I've always quite fancied it and think I might give it a go this year to try and finish the first draft of Novel Two. I can be such a procrastinator that even 30,000 words would be a huge step in the right direction. Wish me luck .....!! x
By the way, Julie, I agree with Susanna. If you've had some useful editorial feedback on your current novel, I'd be inclined to press on and revise it. Good luck xx
Great blog Susanna and very interesting to see how people deal with NaNo. I tried it once and it just didn't work for me, also I was attracted by the idea of local groups meeting up to give encouragement during and after NaNo. It never happened, the meetings were always cancelled! Still I think I agree with Catherine, one month is too restrictive for me, I prefer to just get on with it. But anything that gets people writing is a good thing IMO. So bravo NaNo writers!
Thank you Susanna - that makes sense. It has all been going round and round in my head and I don't have any writer friends locally to mull it over with, or even anyone who understands like other writers do.
My.main problem is plotting - especially endings.
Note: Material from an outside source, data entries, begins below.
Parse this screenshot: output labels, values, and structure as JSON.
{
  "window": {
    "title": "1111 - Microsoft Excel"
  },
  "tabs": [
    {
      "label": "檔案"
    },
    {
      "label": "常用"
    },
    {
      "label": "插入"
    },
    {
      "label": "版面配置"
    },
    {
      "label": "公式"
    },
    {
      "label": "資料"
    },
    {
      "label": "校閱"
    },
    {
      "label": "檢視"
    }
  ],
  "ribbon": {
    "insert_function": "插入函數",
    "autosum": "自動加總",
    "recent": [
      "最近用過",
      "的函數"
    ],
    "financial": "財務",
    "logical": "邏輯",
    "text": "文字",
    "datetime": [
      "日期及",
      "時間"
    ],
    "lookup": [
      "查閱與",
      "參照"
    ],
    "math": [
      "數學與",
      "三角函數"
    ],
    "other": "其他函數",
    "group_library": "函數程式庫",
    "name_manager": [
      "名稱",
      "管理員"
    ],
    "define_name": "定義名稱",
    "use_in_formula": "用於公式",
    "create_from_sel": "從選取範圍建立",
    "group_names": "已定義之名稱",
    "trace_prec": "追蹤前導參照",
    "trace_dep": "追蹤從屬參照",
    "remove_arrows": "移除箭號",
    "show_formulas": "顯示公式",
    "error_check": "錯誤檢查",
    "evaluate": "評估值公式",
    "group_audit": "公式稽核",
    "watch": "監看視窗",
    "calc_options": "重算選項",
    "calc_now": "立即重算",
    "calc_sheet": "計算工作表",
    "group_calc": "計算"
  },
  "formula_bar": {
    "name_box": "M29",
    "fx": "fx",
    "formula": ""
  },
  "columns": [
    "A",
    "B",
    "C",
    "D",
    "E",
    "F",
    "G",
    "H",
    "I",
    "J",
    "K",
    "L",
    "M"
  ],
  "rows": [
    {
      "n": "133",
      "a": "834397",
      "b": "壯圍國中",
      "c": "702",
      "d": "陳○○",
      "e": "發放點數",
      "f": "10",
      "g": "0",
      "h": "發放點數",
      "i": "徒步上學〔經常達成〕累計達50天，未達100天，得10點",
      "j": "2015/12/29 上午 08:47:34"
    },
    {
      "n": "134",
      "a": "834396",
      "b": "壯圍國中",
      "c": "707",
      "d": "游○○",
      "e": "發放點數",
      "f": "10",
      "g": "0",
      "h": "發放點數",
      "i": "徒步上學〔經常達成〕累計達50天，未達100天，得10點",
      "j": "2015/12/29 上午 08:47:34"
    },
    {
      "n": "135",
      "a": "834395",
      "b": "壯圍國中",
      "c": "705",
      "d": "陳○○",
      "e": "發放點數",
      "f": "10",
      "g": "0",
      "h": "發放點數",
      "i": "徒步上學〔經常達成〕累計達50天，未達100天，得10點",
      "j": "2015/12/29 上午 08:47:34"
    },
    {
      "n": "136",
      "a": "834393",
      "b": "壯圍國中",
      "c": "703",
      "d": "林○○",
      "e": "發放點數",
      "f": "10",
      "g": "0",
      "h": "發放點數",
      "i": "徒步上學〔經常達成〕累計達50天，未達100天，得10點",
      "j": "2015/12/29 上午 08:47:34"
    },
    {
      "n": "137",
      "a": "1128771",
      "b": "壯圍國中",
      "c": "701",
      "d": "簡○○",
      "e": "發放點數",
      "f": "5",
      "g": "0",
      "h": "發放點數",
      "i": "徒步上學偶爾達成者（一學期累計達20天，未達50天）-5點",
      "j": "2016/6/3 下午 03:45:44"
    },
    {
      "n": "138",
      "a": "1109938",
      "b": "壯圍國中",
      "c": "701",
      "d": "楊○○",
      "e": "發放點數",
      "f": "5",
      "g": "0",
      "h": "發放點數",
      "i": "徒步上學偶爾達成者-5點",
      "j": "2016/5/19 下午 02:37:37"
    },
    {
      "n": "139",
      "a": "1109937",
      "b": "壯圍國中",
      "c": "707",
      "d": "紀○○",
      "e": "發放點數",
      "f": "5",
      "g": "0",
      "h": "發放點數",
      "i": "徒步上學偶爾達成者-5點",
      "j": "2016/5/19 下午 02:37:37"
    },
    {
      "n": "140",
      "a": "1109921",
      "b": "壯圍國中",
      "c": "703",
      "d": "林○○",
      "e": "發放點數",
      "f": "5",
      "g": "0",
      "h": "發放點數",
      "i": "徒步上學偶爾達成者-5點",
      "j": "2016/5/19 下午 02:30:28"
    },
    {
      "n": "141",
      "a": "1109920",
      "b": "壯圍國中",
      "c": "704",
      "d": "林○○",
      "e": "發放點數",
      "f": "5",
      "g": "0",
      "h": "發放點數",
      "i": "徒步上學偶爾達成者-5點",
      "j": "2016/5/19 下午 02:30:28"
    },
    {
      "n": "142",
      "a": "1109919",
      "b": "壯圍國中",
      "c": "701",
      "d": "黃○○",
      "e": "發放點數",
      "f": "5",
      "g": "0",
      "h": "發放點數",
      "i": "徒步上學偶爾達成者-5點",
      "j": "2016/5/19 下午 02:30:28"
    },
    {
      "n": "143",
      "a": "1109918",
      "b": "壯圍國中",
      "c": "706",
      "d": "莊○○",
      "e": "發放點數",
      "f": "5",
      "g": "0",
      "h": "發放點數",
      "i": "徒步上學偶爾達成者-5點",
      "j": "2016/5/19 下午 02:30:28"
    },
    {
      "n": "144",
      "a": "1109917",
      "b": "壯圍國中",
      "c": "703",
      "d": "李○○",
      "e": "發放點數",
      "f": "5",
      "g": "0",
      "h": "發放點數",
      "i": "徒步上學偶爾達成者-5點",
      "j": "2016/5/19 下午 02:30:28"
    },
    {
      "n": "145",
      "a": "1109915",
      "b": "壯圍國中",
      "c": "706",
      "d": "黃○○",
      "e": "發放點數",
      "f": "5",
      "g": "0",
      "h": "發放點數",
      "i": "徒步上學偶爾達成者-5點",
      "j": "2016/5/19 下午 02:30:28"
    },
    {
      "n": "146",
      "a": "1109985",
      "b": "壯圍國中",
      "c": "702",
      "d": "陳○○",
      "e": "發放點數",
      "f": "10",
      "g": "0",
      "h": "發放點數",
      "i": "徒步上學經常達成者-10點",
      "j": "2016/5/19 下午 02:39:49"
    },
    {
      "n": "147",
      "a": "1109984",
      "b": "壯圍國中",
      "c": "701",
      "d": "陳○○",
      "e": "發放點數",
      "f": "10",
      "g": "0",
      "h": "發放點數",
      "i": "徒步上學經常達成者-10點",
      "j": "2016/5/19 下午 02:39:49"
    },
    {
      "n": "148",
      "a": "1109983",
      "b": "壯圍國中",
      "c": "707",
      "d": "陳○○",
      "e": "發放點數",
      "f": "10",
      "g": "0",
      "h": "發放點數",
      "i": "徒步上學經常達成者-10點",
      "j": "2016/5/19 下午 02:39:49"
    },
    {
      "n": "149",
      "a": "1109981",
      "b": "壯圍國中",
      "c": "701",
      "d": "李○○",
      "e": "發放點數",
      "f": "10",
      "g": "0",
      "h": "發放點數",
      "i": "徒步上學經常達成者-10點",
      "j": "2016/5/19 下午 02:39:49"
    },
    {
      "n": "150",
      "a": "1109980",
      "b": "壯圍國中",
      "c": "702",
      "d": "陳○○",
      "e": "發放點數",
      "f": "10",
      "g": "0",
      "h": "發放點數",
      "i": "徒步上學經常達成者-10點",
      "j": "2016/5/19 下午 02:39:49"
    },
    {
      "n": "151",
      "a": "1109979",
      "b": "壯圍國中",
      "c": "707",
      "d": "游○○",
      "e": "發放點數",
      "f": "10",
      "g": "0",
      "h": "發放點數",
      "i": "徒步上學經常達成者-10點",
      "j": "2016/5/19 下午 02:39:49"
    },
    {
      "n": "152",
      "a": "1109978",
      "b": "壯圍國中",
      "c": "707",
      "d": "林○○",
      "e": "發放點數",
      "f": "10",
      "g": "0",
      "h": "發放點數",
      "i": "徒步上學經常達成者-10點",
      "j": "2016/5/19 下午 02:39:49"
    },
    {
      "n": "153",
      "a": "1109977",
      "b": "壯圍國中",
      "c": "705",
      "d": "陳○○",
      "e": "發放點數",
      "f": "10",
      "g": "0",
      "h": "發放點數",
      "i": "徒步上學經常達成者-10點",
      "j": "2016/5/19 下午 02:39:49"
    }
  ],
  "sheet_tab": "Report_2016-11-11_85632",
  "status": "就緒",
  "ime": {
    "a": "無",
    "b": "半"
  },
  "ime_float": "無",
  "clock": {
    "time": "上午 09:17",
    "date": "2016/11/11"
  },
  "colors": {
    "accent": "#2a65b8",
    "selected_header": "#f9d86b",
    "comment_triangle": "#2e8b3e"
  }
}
I like to plan but haven't time to focus solely on that - I need a clear.mind and relaxation time for ideas to flow and as you can tell, that is in very short supply. But you are right - having lots of half finished drafts won't get me anywhere. The time I spent getting the first draft self edited to send to an editor will be wasted if I don't plough on with it. So I am going to schedule time (even if it is on the train to work) to sketch out an outline and see how much existing material will fit then build the new story around that. Many thanks for your help.
First of all, many congratulations on passing the 50,000 words finishing line, not once but twice, Julie. That's a remarkable achievement. You are obviously very busy with work, your grandchild and the two non-fiction books... but if you feel like you are procrastinating, then you are, and clearly you aren't going to be happy writing-wise until you do something about it. Since you have had all the helpful feedback from York, my suggestion would be to do the re-write of that book rather than embark on a new one. My personal experience of new drafts is that they feel overwhelming until you get started on them. Capitalise on that feedback!
A really timely post Susanna, and I hope you don't mind me asking for help with a dilemma linked to it. I've done two NaNoWriMos and achieved 50k words each time, but have only finished one of the books. Since getting my edits back on it at the end of August, I've not been able to write at all. The edits were spot on and agents etc at York Festival loved the concept and complimented me on my writing style, but it needs a complete rewrite to simplify it, and I just don't know where to start.
Granted, I've just had a two week holiday and am finalising two non fiction books, doing all the formatting and self publishing as well as working on a consulting assignment 3 days a week and looking after my granddaughter for one day. But I feel like I'm procrastinating, and even on holiday I just couldn't progress any of the tentative ideas I've had for other books.
So, should I do NaNo and just launch into one of the new ideas and try to pants it, to get back into the groove? Or should I do a new draft of the current novel? Or just take a break until I have more time?
All ideas appreciated! It's driving me mad...